In April 2018, the state of Arizona implemented new regulations surrounding a growing subset of residences designed to help individuals struggling to recover from substance abuse: sober living homes. Senate Bill 1465 (SB 1465) is intended to increase oversight and facilitate the betterment of sober living homes throughout the state by implementing mandatory licensure and certification requirements.
However, the new changes have brought about many questions for the owners and operators of these residences. While many questions are situation-specific and may require the help of an HOA lawyer in Arizona to work through, here are some answers to frequently asked questions regarding the recent sober living home regulation changes.
Are on-site injections of prescription medication considered medical, health-related or supervisory care services, which would subject sober living homes to a licensing requirement?
Yes, on-site injections of prescription medication are considered to be medication administration, which is a health-related service subject to licensure. According to regulation A.A.C. R9-10-101(120), “medication administration” refers to restricting a patient’s access to his or her medication and providing or applying that medication to the patient.
If prescription medication is kept in a locked area and dispensed by sober living home staff, would this be considered medical, health-related or supervisory care services, which would subject sober living homes to a licensing requirement?
When a sober living home facility keeps prescription medication, such as Antabuse or Methadone, and its staff either administers the medication or assists patients in self-administration, this is considered a health-related service. Thus, the facility would be subject to a licensing requirement.
If a sober living home restricts a recovering addict’s medication and provides staff to monitor their consumption of that medication, would this be considered “assistance in the self-administration of medication?
According to regulation A.A.C. R9-10-101(17), “assistance in the self-administration of medication” refers to the restriction of a patient’s access to medication and the provision of support to the patient while he or she takes the medication to ensure they take it as directed.
Thus, if a staff member of a sober living home restricts medication access and monitors a patient as they take said medication, it would be considered “assistance in the self-administration of medication,” which subjects the home to licensing requirements.
Would a recovery house be considered a “behavioral health residential facility” if behavior counseling is provided to residents who need such treatment to remain sober?
If counseling services are being provided to residents on behalf of the company, owner or facility, the home would be providing licensable services and would likely be considered a behavioral health residential facility.
However, the answer to this question largely depends on who is providing the counseling services, and on what terms. Speak with an HOA lawyer in Arizona for more assistance in determining the status of your sober living home.
What constitutes a sober living home being considered an “adult behavioral health therapeutic home”?
An adult behavioral health therapeutic home is run out of a personal residence, can have no more than three residents and has a contract with a collaborating healthcare institution to provide oversight and monitor provided services. However, these characteristics are also shared with behavioral health respite homes.

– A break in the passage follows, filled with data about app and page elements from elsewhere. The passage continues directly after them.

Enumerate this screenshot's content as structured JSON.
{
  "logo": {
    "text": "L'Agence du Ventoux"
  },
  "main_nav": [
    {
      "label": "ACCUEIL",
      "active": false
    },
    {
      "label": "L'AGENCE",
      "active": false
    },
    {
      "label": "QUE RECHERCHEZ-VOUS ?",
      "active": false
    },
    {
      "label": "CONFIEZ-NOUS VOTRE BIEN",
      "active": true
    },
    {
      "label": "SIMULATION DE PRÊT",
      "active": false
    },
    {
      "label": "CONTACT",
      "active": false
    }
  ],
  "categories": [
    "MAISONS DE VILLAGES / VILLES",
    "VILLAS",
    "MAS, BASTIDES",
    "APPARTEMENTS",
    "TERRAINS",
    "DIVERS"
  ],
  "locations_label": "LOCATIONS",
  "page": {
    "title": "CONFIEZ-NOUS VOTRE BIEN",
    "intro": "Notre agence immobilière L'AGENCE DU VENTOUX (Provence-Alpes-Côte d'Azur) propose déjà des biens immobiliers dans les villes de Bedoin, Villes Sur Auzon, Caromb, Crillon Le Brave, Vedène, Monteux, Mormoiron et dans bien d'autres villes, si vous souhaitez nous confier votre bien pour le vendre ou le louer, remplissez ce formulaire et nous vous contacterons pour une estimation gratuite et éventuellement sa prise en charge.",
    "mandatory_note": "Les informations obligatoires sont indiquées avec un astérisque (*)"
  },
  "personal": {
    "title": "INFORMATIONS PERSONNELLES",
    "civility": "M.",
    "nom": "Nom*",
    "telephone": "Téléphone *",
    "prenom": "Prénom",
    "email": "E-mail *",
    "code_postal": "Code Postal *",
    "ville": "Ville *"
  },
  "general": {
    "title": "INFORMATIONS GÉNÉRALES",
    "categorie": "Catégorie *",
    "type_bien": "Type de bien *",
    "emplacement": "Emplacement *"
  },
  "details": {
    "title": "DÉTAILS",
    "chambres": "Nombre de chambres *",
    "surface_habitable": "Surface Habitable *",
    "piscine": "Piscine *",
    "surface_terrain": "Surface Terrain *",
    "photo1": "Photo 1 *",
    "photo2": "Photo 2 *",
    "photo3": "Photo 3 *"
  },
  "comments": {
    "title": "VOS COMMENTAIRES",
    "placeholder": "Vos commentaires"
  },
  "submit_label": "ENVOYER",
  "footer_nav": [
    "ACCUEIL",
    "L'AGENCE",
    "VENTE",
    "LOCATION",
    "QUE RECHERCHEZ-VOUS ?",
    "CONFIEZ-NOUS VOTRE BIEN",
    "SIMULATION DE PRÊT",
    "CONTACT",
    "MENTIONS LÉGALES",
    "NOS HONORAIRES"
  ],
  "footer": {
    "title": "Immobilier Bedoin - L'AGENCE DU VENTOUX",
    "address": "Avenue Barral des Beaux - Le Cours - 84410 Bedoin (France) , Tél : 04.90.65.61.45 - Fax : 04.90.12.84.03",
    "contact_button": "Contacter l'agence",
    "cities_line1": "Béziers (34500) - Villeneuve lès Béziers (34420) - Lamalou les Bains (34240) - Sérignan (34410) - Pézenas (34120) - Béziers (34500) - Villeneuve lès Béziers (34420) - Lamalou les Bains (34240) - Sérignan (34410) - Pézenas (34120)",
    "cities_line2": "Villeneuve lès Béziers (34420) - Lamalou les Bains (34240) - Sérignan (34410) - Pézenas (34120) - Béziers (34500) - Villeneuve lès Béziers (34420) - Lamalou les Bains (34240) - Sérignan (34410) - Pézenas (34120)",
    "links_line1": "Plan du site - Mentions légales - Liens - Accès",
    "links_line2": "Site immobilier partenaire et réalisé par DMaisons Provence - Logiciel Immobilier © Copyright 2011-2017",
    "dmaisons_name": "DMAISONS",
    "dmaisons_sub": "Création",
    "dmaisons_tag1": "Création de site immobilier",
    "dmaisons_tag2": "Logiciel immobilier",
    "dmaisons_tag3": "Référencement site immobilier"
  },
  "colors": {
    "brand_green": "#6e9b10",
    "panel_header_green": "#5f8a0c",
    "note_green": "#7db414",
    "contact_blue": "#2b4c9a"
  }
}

If your recovery home has staff who assist residents in acquiring living skills, coordinate transportation to scheduled appointments, monitor behavior, assist in the self-administration of medication and/or provide feedback to a case manager, you should speak with an HOA lawyer in Arizona to determine whether the home is considered a behavioral health residential home, adult behavioral health therapeutic home or a behavioral health respite home, and what licenses are required for your specific designation.
For more information about SB 1465 and the licensing requirements it now enforces, call Goodman Law Group for counsel. Our HOA lawyers can provide counsel and answer questions to help you find customized solutions to your HOA law problems.